    I have one friend who was addicted to several drugs after coming back to his home country. I won't say which country he visited though. When he returned home, the exchange rate worked out really well for him, so he had a few years to spend as he pleased. Unfortunately this also meant that he could continue his drug use.

    The process I used to help get him off some of his "meds" was to withdraw every time he either used or the topic came up while also trying to spend a lot of time with him. A very difficult conundrum indeed. Eventually enough other friends and myself made the problem clear and he slowly weened himself off the drugs.
  8. notodrugs

    notodrugs Community Listener Community Listener

    Well, I am just starting to but my friend is an emotional eater. Does that count? I just think that it is still a problem because she just eats and eats whenever she is burnt out. She has marital issues, problems with her child and it is a way for her to de-stress.

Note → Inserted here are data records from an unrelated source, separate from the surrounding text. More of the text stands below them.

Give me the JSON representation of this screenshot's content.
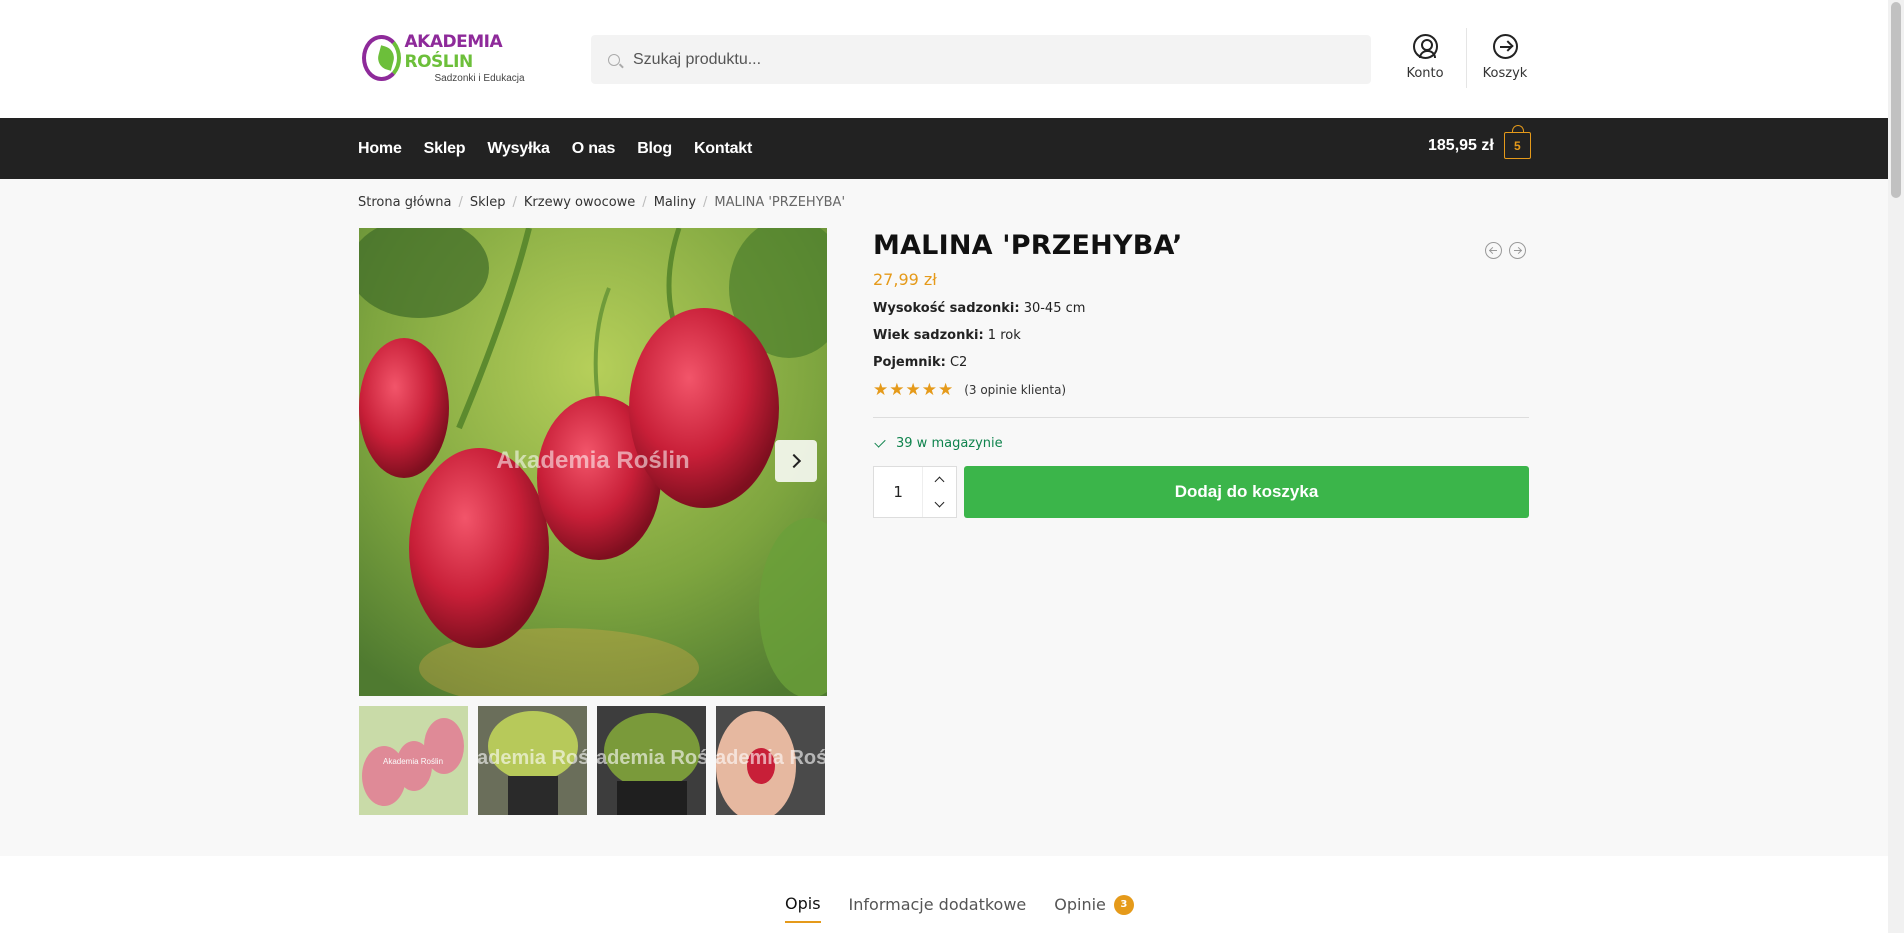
{
  "logo": {
    "title_part1": "AKADEMIA ",
    "title_part2": "ROŚLIN",
    "subtitle": "Sadzonki i Edukacja"
  },
  "search": {
    "placeholder": "Szukaj produktu..."
  },
  "header": {
    "account_label": "Konto",
    "cart_label": "Koszyk"
  },
  "nav": {
    "items": [
      "Home",
      "Sklep",
      "Wysyłka",
      "O nas",
      "Blog",
      "Kontakt"
    ],
    "cart_total": "185,95 zł",
    "cart_count": "5"
  },
  "breadcrumb": {
    "items": [
      "Strona główna",
      "Sklep",
      "Krzewy owocowe",
      "Maliny"
    ],
    "current": "MALINA 'PRZEHYBA'"
  },
  "gallery": {
    "watermark": "Akademia Roślin",
    "thumb_watermarks": [
      "Akademia Roślin",
      "Akademia Roślin",
      "Akademia Roślin",
      "Akademia Roślin"
    ]
  },
  "product": {
    "title": "MALINA 'PRZEHYBA’",
    "price": "27,99 zł",
    "attributes": [
      {
        "label": "Wysokość sadzonki:",
        "value": " 30-45 cm"
      },
      {
        "label": "Wiek sadzonki:",
        "value": " 1 rok"
      },
      {
        "label": "Pojemnik:",
        "value": " C2"
      }
    ],
    "rating": 5,
    "stars": "★★★★★",
    "reviews_text": "(3 opinie klienta)",
    "stock_text": "39 w magazynie",
    "quantity": "1",
    "add_to_cart": "Dodaj do koszyka"
  },
  "tabs": {
    "items": [
      "Opis",
      "Informacje dodatkowe",
      "Opinie"
    ],
    "reviews_badge": "3"
  },
  "colors": {
    "accent": "#e59a1a",
    "primary_button": "#3bb54a",
    "navbar": "#222222",
    "stock": "#0f834d",
    "logo_purple": "#8e2a9a",
    "logo_green": "#6cbf3a"
  }
}
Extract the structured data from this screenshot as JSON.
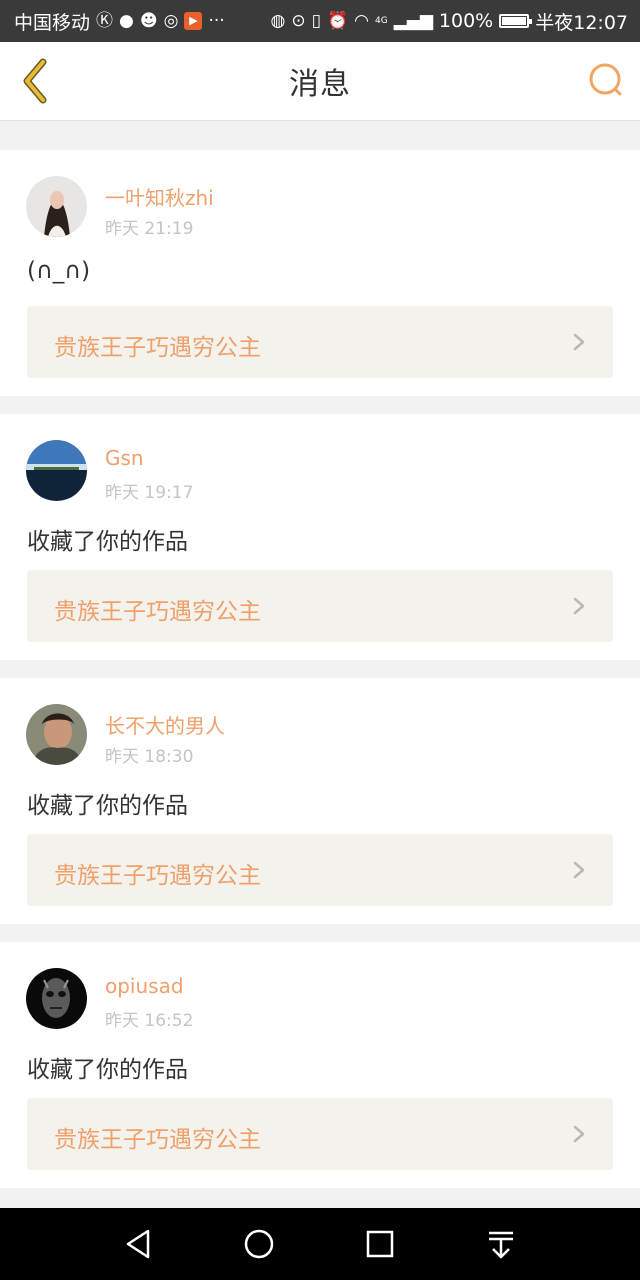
{
  "status_bar": {
    "carrier": "中国移动",
    "battery": "100%",
    "time": "半夜12:07",
    "network": "4G"
  },
  "header": {
    "title": "消息",
    "back_icon": "chevron-left-icon",
    "search_icon": "search-icon"
  },
  "colors": {
    "accent": "#f0a06b",
    "icon_accent": "#f2a561",
    "back_icon": "#e8b93a"
  },
  "notifications": [
    {
      "username": "一叶知秋zhi",
      "time": "昨天 21:19",
      "content": "(∩_∩)",
      "work_title": "贵族王子巧遇穷公主"
    },
    {
      "username": "Gsn",
      "time": "昨天 19:17",
      "content": "收藏了你的作品",
      "work_title": "贵族王子巧遇穷公主"
    },
    {
      "username": "长不大的男人",
      "time": "昨天 18:30",
      "content": "收藏了你的作品",
      "work_title": "贵族王子巧遇穷公主"
    },
    {
      "username": "opiusad",
      "time": "昨天 16:52",
      "content": "收藏了你的作品",
      "work_title": "贵族王子巧遇穷公主"
    }
  ],
  "nav": {
    "back": "triangle-back-icon",
    "home": "circle-home-icon",
    "recent": "square-recent-icon",
    "notifications": "pull-down-icon"
  }
}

    I started with her yesterday because I noticed she has put on a lot of weight when she had already lost them. We were both monitoring her success with weight loss. But few weeks ago, I saw some junk food in her drawer and cupboard. I only had a word with her when I saw her sucking something out of a tube. I found out it was condensed milk! Of all food to eat, she is eating something that can really make her balloon up so fast. She admitted she was an emotional eater but she said she couldn't stop because it soothes her. She said she's just so tired and seems to have given up with her husband and child. So I will see from there how we'll get on with it because she's one stubborn person.
  9. xTinx

    xTinx Community Champion

    My uncle's a success story as far as overcoming drug addiction goes (he's an occasional alcoholic, by the way). I wasn't the one who successfully helped him. It was my mom. She didn't wait for him to "be ready" because by the time she forcefully sent him to rehab, he was already past the point of consciousness. When he was able to return to normal, my uncle was grateful to my mom for making the decision on his behalf. She was the one who strongly lobbied for his rehabilitation while the rest of the family thought it wasn't the right choice.
  10. kima

    kima Member

    Right now, I'm in the same boat as you. Trying to help a friend, but with little success. I've been attempting to keep my friend busy by inviting him to different activities, but his family does not really know how to deal with him. They don't understand that lecturing and yelling at him will only make things worse. I've tried to tell them that, but they believe making him fear them is the best way to keep him from using drugs. There are times when I feel like my help does little. It's like trying to put out a house that's on fire using only a glass of water. However, our friendship means a lot to me and I still won't give up because I don't want him to think that he's alone.
  11. YellowTrain

    YellowTrain Member

    To all of you who are having trouble: Know that whoever you are trying to help, needs help. The reason they don't listen to you is because they're so caught up in whatever it is they're doing. You helping them is what they need and secretly want. Keep at it, even if it seems like it destroys your relationship. Your relationship will continue to deteriorate the longer they are on their drug anyway, and you have to pull them out before it is too late. Keep at it. You're doing the right thing.